Toshiba education adviser Bob Harrison (pictured below right), who contributed to the FE Learning Technology Action Group (Feltag) report, published in March last year, said “positive action” was needed “not another report,” after the House of Commons Business, Innovation and Skills Select Committee announced its new probe.
The committee, chaired by Hartlepool’s Labour MP Iain Wright (pictured below left), announced its inquiry into the digital economy on Monday, September 21.
“The reforms to the ICT national curriculum and its emphasis on computer science knowledge rather than IT and digital skills falls far short of what the UK economy needs from the workforce.
“Furthermore the FE sector is being devastated by deep cuts at a time when it is struggling to keep up with the demands of a digital future.

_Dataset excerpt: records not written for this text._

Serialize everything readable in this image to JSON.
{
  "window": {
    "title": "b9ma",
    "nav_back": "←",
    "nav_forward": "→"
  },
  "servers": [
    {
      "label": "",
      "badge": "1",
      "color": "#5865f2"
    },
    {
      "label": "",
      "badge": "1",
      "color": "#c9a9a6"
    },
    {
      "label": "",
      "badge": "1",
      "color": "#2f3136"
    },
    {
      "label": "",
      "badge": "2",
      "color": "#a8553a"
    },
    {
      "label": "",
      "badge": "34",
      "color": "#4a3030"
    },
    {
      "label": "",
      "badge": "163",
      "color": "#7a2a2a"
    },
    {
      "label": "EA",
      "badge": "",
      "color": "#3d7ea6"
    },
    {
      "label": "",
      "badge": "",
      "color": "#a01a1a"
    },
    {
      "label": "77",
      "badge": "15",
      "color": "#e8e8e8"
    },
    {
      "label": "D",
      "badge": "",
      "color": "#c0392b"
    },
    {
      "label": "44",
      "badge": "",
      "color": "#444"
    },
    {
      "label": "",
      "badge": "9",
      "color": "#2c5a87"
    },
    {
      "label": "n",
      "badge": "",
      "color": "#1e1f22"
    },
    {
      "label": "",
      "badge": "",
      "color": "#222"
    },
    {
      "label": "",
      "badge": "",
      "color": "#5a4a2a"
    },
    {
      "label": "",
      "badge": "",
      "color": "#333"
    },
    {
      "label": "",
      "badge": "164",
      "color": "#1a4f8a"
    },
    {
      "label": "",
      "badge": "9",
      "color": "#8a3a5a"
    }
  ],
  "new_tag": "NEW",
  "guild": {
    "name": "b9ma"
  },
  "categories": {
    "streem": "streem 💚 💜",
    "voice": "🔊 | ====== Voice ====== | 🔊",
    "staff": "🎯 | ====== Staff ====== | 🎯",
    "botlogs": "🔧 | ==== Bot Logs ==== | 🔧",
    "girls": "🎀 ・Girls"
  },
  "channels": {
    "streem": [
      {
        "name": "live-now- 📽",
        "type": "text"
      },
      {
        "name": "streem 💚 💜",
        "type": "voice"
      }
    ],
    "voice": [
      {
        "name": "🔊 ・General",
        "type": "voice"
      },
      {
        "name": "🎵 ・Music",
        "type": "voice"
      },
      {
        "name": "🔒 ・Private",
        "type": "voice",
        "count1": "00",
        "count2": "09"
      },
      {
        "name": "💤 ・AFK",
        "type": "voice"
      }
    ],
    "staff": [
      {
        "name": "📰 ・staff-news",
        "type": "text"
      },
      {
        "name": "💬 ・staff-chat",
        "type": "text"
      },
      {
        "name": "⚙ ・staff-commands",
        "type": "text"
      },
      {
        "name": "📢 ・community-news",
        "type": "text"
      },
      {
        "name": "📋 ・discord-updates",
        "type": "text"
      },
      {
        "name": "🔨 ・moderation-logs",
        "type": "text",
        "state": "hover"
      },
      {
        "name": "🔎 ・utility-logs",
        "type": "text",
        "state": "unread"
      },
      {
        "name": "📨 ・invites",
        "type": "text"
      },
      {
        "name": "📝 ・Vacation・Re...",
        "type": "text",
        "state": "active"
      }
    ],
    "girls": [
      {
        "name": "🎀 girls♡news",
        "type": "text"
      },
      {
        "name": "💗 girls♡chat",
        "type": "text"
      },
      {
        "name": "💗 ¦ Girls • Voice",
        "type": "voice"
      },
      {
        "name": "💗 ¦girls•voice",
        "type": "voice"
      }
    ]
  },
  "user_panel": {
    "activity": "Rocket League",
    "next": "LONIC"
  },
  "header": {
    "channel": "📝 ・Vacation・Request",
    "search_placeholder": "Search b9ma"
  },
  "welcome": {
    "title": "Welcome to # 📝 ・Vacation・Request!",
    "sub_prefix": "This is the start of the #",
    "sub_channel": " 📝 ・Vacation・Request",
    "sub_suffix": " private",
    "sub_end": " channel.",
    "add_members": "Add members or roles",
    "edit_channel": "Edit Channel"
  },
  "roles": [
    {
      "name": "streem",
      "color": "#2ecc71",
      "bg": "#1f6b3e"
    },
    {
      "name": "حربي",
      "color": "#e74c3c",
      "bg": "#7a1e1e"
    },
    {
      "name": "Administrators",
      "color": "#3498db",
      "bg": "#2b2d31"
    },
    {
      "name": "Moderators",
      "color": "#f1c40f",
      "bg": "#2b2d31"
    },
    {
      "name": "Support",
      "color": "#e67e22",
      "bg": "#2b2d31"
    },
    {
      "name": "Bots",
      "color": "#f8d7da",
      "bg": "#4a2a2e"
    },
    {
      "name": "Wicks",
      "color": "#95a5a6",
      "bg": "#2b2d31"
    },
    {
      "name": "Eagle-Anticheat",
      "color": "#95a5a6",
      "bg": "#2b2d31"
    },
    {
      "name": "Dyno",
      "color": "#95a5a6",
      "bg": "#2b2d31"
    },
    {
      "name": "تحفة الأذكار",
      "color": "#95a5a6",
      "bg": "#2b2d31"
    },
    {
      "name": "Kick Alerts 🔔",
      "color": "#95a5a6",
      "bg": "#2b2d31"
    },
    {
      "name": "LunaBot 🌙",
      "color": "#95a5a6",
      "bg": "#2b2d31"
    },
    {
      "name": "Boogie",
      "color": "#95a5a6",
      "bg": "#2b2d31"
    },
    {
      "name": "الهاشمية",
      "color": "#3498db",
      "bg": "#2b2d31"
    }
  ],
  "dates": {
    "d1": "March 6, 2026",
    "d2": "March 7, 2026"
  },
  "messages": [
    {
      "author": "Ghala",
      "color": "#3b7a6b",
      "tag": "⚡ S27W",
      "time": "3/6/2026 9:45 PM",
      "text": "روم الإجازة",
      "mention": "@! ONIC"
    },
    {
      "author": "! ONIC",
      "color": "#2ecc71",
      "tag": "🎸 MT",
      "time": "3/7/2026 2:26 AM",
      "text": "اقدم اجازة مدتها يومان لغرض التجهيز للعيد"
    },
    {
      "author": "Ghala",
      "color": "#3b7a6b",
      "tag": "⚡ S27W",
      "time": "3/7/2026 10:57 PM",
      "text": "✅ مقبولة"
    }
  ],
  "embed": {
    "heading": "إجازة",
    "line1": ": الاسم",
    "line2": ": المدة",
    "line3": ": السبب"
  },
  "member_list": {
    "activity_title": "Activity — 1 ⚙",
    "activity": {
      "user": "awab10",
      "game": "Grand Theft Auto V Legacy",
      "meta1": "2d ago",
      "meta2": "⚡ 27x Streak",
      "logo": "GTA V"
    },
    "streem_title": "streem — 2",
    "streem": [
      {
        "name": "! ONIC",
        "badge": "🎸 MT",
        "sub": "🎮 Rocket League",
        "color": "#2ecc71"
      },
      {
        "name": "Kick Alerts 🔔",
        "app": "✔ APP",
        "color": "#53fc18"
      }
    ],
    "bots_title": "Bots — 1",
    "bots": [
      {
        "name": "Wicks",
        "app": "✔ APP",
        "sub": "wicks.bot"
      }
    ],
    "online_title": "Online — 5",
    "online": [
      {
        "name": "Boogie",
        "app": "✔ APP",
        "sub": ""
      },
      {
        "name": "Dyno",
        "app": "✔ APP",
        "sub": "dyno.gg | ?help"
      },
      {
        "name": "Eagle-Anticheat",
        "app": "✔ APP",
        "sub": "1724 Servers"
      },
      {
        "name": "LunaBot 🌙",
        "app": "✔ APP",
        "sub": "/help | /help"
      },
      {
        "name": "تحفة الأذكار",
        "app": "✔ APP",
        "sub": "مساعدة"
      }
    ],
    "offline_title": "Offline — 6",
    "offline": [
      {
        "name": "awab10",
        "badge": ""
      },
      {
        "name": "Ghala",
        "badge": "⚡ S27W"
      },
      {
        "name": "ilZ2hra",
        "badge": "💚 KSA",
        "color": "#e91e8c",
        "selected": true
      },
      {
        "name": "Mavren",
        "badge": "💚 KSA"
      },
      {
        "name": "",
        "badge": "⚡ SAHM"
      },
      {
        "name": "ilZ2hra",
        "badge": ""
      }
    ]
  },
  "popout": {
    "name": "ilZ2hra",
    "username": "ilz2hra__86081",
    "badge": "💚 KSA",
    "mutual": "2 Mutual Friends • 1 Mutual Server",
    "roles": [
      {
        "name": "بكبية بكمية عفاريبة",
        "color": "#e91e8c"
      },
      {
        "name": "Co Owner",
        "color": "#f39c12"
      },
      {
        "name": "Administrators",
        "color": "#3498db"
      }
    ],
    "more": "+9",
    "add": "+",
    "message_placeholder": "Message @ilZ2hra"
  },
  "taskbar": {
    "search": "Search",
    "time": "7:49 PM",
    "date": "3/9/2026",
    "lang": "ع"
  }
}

“The government response to the House of Lords report on digital skills was spot on when it said: ‘Training and education must keep pace with the ever-changing technological landscape, with the right skills and infrastructure to underpin digital transformation’ — but we need positive action not another report.”
The new inquiry will follow six strands of investigation, including the development of digital skills.
It will also ask, among other things what the major barriers to UK business success in the digital economy are and what steps the government could take to help businesses to overcome these barriers.
And Mr Wright told FE Week that he was sensitive to the need for action identified by Mr Harrison.
“I want to ask the government what they will be doing and ask if they believe the tech sector is doing enough.
“I want people involved in FE to get involved with this inquiry and send submissions to help new businesses adapt.”
Evidence sessions are yet to be announced, as are witnesses, but Mr Wright said he also wanted to look at the role of the government and its record in helping to produce a skilled workforce for the digital sector.
“I want to really push the government to find out what they will do to make sure apprentices and FE students have the skills to support businesses in the digital economy,” he said.
He added: “I have a broad ambition to look at the FE and skills sector in detail in the upcoming evidence sessions.
“Apprenticeships are of key importance in the digital skills sector of FE and we want to know how traditional businesses are continuing and progressing in this new digital economy.
“Newly qualified plumbers, for instance, should be able to engage with their local FE provider and be able to expand their business on forms of social media in a flexible and fast changing way.”
The closing date for submissions to the BIS digital economy inquiry is Thursday, October 29. Click here to send in submissions to the committee.